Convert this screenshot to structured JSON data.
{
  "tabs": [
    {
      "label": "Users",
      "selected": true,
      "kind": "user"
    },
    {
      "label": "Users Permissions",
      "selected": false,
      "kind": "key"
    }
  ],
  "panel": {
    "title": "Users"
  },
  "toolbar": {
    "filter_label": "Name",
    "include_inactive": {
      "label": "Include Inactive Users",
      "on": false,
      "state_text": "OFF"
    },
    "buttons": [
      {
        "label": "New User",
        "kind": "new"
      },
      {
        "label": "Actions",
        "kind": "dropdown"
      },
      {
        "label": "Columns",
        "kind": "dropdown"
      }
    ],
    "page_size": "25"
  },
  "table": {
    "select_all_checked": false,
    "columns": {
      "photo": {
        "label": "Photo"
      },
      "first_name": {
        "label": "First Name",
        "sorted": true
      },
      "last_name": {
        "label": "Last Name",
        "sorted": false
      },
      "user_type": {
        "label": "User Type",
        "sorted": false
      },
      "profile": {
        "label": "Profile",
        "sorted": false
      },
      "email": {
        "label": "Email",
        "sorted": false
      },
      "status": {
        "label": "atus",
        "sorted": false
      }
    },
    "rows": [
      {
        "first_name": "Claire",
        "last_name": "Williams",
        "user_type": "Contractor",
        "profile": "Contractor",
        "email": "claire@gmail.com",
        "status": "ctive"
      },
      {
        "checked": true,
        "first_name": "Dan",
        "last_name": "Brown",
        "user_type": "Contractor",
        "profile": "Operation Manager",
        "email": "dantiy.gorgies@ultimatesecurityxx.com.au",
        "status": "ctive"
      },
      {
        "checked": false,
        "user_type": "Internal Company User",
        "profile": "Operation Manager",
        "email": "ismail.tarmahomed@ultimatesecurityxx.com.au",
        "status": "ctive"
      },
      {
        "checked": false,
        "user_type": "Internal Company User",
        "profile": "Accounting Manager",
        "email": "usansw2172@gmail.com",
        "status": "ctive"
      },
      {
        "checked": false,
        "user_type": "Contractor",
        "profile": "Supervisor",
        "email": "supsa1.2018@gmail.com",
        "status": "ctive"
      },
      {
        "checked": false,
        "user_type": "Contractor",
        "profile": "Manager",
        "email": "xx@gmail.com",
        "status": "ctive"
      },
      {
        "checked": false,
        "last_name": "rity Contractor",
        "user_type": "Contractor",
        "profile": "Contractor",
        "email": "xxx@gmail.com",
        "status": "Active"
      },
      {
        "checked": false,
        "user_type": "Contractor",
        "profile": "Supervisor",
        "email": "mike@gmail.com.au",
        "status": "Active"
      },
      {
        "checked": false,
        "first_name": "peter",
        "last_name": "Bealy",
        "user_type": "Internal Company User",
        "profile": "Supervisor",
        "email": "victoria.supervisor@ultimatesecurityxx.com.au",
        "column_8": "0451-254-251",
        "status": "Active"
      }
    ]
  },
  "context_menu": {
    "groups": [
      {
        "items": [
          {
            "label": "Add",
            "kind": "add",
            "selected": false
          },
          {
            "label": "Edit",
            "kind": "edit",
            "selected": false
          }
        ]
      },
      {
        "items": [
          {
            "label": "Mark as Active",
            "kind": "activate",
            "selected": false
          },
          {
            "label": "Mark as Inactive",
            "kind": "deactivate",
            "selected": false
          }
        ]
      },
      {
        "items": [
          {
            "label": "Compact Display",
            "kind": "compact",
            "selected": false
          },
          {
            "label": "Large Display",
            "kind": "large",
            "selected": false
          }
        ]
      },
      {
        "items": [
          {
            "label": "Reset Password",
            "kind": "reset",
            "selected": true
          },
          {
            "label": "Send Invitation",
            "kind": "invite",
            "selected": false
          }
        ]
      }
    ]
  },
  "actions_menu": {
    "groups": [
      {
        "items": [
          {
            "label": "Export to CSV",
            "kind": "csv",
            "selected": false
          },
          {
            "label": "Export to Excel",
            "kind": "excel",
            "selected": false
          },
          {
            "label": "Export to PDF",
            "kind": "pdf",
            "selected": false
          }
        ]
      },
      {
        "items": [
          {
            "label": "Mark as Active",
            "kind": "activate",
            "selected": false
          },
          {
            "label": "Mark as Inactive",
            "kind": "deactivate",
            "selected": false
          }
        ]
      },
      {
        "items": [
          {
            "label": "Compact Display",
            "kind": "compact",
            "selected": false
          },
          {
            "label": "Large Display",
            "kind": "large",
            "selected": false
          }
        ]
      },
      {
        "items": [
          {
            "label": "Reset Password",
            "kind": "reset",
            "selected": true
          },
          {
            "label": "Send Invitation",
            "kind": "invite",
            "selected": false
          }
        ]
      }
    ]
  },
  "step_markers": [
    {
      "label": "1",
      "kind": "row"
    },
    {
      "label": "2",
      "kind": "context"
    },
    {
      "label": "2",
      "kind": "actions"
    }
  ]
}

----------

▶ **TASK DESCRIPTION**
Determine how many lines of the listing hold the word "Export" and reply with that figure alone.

▶ **ANSWER BOX**
3